EXTRACTED ENTRIES:
● ● ● ●

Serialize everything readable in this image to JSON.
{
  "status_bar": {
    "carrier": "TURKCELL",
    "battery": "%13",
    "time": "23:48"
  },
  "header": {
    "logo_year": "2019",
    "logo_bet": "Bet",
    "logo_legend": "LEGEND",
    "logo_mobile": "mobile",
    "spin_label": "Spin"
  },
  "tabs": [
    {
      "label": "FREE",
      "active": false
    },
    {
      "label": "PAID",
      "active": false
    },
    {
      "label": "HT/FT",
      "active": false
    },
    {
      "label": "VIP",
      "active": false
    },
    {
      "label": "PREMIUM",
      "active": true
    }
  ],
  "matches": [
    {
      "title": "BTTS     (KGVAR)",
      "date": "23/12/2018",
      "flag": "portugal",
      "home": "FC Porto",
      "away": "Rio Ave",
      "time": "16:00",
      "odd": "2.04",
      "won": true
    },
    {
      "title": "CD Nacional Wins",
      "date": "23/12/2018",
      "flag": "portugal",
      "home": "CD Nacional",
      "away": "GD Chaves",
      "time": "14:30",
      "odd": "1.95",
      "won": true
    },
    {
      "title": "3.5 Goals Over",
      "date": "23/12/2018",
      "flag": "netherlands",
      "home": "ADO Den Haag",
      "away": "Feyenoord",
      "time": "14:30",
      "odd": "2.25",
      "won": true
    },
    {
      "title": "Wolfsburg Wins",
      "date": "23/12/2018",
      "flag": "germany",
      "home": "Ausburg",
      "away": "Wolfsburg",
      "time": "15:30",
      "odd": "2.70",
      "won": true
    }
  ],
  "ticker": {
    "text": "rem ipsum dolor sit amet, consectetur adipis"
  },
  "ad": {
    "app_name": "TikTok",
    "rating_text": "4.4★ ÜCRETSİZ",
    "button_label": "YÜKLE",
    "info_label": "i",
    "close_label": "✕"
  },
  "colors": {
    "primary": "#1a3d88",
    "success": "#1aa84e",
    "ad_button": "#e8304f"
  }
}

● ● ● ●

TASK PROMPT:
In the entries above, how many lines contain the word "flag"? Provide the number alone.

WRITTEN RESPONSE:
4